Research shows that employees who eat healthy are 25% more likely to have higher job performance. Also, employees who exercise for at least 30 minutes, three times a week, are 15% more likely to have higher job performance.
What happens when combined? Research shows that employees who eat healthy and regularly exercise, are more productive and take fewer sick days. This results in an absenteeism rate 27% lower than their peers. In summary, you want your employees to adopt healthy lifestyles for their own benefit, and for the overall company’s productivity.
Having said this, you might be surprised the small workplace changes that can make a big difference in your employees’ health. Consider sharing these 5 workplace health tips with your employees to boost their wellbeing (and performance):
Take a break from the desk
One of the most important things you can do during the day to stay healthy and in shape is to exercise. But going to the gym can be a hurdle. However, it’s important to remember that exercise doesn’t have to wait until the end of the day.
Scheduling walking meetings or walking to get lunch is a great idea – not only are you burning calories, but you’re de-stressing and refreshing.
One study found that people who were immersed in nature for four days boosted their performance on a creative problem-solving test by 50 percent. There were a few factors that played a role in this increased creativity and productivity, including a decreased exposure to technology.
If you can’t get out during working hours, park farther away than you normally do so you have a brisk walk to work in the morning and evening. You can also make it a habit to take the stairs instead of the elevator.
Pack a lunch
The second important part of the formula is nutrition. Taking control of how much food you have and the kind of food you eat is a vital source to a healthy lifestyle.
The easiest way to control your portion sizes and food selection is to pack your own lunch. Just as we are taught as kids to eat everything on our plate, the portion size provided is often what dictates how much you eat. If you pack the right amount of food and proper serving sizes, you take control.
If you have to go out to get food, a great tip is to get half of your order boxed before it gets to the table. Often, restaurants’ serving sizes are much larger than our own, so to prevent overeating, it might be helpful to save the second serving and take it home for another meal.
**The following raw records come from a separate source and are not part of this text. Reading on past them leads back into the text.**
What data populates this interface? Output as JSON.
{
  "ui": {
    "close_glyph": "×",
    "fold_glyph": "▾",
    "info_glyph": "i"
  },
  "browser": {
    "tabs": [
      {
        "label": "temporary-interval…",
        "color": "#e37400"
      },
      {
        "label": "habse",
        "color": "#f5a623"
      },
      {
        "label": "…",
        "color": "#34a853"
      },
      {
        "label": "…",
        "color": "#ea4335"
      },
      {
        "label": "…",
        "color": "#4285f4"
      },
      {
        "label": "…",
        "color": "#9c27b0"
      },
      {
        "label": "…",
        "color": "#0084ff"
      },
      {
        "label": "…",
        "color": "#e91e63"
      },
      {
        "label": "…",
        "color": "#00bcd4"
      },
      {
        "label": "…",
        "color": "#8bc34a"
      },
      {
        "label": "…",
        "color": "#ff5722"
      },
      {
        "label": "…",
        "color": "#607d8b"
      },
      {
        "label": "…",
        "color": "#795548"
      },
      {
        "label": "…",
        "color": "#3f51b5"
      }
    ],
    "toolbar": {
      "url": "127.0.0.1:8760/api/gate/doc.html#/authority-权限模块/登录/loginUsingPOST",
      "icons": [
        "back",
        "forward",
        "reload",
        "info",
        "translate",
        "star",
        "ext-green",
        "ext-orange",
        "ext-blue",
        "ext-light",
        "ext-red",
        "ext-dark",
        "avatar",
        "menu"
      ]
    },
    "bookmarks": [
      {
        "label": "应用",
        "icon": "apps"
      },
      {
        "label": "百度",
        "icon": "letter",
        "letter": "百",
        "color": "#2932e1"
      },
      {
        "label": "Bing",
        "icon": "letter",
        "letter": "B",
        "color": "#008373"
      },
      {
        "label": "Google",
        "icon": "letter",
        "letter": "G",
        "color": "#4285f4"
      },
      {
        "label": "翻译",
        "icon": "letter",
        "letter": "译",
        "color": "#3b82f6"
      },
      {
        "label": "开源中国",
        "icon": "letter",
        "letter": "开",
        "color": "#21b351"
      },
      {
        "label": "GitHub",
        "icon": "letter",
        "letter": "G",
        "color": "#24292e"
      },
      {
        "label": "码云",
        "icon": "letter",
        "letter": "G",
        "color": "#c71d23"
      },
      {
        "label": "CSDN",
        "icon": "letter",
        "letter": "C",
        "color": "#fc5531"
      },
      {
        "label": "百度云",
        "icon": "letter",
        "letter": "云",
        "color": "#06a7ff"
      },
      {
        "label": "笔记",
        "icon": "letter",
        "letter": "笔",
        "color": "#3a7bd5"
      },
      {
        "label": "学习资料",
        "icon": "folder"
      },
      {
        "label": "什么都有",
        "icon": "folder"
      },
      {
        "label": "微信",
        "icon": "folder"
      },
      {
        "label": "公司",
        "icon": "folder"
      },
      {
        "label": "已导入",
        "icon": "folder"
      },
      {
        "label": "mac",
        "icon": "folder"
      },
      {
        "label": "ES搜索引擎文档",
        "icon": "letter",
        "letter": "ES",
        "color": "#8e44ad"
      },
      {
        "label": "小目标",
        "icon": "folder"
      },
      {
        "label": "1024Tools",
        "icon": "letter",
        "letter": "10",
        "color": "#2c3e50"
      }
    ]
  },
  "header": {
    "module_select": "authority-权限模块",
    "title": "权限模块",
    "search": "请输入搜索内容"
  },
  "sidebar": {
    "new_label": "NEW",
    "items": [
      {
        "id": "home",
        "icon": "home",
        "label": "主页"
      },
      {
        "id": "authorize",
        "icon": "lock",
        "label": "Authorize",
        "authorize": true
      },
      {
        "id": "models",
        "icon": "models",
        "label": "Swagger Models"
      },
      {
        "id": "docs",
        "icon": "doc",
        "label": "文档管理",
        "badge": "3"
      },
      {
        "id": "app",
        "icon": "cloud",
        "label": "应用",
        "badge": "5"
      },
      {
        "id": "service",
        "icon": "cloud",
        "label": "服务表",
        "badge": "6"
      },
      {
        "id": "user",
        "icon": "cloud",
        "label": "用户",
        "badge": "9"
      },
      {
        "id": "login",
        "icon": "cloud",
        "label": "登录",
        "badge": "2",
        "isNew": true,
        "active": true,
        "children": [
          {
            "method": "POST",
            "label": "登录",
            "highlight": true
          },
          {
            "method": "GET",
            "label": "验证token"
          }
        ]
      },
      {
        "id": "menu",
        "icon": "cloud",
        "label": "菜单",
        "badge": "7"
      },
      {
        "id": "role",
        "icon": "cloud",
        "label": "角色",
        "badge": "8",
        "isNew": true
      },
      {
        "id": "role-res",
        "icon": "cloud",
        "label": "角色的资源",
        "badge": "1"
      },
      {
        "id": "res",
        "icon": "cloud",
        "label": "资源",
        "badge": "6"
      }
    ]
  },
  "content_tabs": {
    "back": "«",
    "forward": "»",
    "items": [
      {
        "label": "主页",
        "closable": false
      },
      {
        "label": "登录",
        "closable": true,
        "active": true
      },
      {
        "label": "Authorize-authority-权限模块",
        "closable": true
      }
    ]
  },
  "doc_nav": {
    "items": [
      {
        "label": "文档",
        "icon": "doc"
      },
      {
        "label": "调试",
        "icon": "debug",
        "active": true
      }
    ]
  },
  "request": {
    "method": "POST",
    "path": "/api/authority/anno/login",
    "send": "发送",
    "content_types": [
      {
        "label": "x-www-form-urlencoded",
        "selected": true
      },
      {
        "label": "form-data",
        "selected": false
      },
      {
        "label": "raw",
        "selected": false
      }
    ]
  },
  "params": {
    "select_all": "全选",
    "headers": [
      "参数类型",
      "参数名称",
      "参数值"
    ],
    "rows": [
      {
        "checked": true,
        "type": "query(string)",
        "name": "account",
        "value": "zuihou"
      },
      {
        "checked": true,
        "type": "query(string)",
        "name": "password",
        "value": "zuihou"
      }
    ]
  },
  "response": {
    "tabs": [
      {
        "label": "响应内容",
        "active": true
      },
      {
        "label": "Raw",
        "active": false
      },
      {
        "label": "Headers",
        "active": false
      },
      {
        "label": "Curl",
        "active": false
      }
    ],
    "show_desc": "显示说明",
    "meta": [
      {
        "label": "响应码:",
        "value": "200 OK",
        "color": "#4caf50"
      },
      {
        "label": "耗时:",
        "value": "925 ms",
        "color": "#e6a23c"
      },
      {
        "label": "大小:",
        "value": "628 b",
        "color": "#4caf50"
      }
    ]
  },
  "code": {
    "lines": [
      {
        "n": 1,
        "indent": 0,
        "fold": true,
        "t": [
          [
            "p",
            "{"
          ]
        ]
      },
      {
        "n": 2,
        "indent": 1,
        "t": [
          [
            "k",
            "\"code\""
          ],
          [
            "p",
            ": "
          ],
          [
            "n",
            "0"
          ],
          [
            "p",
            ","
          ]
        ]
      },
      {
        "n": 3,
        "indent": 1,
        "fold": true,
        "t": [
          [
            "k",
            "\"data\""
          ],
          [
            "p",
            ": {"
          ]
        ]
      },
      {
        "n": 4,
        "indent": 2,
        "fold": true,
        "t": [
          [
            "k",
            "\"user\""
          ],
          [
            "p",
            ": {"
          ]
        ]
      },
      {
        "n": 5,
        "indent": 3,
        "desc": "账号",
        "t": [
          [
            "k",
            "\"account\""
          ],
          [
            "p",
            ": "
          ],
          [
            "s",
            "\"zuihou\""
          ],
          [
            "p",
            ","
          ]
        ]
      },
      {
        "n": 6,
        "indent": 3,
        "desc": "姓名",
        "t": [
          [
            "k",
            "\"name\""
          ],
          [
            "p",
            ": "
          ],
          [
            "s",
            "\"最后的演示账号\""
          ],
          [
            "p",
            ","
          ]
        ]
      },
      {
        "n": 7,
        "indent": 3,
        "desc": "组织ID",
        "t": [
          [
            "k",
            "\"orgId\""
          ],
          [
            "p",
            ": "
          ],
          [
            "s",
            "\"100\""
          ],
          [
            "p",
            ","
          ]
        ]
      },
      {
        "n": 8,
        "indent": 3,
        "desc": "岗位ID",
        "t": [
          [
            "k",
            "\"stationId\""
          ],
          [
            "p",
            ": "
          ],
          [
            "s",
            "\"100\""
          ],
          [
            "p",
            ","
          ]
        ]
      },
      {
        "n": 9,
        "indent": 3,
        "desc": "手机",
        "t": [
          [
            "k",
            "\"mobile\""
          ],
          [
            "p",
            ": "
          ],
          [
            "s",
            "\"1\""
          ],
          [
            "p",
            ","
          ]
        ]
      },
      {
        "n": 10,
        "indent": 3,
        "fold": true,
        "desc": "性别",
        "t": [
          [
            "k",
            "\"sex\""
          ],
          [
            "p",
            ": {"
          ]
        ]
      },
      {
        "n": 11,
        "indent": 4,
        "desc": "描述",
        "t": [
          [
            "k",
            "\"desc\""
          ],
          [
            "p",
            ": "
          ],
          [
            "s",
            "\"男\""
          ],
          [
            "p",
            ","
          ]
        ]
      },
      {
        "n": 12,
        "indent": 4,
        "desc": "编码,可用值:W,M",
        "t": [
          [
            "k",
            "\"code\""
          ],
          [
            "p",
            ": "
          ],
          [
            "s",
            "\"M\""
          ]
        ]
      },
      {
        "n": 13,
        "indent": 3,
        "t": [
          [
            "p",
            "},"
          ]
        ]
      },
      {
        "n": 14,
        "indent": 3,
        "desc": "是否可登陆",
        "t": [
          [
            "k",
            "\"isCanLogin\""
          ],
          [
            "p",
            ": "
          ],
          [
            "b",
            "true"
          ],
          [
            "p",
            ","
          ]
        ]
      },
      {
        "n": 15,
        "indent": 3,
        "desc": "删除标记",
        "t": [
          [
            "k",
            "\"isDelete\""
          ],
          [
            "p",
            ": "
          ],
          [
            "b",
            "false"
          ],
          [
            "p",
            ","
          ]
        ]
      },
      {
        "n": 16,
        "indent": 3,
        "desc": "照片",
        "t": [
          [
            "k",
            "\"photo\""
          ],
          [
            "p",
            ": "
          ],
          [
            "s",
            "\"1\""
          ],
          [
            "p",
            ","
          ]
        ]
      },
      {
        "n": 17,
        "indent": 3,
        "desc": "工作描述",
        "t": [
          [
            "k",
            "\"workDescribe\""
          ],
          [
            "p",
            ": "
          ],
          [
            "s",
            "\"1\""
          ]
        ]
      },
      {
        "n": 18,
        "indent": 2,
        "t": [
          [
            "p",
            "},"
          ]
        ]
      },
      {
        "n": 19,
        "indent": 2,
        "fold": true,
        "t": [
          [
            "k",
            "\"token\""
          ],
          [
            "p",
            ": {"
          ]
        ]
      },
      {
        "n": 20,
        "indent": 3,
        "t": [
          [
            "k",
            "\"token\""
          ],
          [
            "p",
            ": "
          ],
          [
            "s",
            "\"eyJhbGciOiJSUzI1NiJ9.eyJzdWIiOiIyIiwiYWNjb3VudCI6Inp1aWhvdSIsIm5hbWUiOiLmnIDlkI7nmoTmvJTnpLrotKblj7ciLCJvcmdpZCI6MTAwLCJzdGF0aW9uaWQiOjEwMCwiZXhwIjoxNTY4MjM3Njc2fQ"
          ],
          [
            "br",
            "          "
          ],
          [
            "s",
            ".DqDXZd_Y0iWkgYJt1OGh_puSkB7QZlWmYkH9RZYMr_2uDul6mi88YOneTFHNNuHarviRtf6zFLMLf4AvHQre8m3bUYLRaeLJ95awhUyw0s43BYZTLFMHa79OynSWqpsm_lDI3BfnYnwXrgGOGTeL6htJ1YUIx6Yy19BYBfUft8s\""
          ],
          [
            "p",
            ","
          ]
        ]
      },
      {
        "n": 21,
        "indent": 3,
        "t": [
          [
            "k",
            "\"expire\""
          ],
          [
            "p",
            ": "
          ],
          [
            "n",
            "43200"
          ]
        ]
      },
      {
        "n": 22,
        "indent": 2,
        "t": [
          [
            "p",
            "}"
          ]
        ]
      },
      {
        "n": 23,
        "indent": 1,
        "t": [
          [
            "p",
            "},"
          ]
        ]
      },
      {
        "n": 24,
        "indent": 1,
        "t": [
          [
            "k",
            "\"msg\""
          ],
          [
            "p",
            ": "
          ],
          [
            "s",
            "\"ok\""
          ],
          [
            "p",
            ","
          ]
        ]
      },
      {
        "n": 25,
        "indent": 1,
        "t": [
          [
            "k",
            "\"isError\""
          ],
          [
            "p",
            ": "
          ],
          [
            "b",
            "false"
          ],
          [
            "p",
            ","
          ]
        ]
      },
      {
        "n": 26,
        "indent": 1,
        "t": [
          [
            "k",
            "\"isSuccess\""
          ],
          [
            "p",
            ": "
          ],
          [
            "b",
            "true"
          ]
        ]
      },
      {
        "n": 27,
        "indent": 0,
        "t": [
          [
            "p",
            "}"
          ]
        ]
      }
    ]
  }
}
As an employer you can help support this wellness initiative by providing your employees with healthy options during breakfast and lunch meetings. Instead of the traditional bagels or donuts, opt for fruit and protein options.
Pay attention to posture
Tension neck syndrome (TNS) can occur when the neck and upper shoulders are held in a fixed, awkward position for long periods of time, according to the National Institute of Environmental Health Sciences. This is common in the workplace, especially for people who routinely talk on the phone for a large part of the day or type extensively.
TNS can cause neck and shoulder pain, muscle tightness, and muscle tenderness and can lead to more complications and pain down the road if the posture isn’t corrected.
You should correct your posture and make sure your neck isn’t bent to the side for long periods of time. By using a speakerphone, a shoulder cradle, or a headset at work when you’re on the phone, you can greatly reduce your posture discomfort.
Eyestrain is another problem that can be encountered in the office, or more specifically, in front of a computer. It can cause headaches, difficulty focusing, and increased sensitivity to light, according to the University of California at Davis.
Your posture can prevent eyestrain, as well, with some precautions. Ensure that your eyes are about an arm’s length away from the computer screen. At this distance, you should be able to comfortably read what’s on your screen without having to squint.
Be aware of stress, mental health
Lastly, and perhaps most importantly, it is important to pay attention to mental health. This has become a prominent topic over the last decade as employers have taken more initiatives to understand and support mental health in the workplace.
Signs of a stressed employee include: tiredness and irritability, reduced work quality, indecisiveness and poor judgment, and physical illness such as headaches, nausea, aches and pains.
Employers have a responsibility to foster an environment that allows those who need help to get it. Ensure employees are aware of how to manage and prevent stress by adapting workloads accordingly. They should also be provided the resources needed for mental health concerns. Interested in connecting with us? Stay up-to-date on new developments, news, and helpful content by liking and following the Everside Health Facebook page.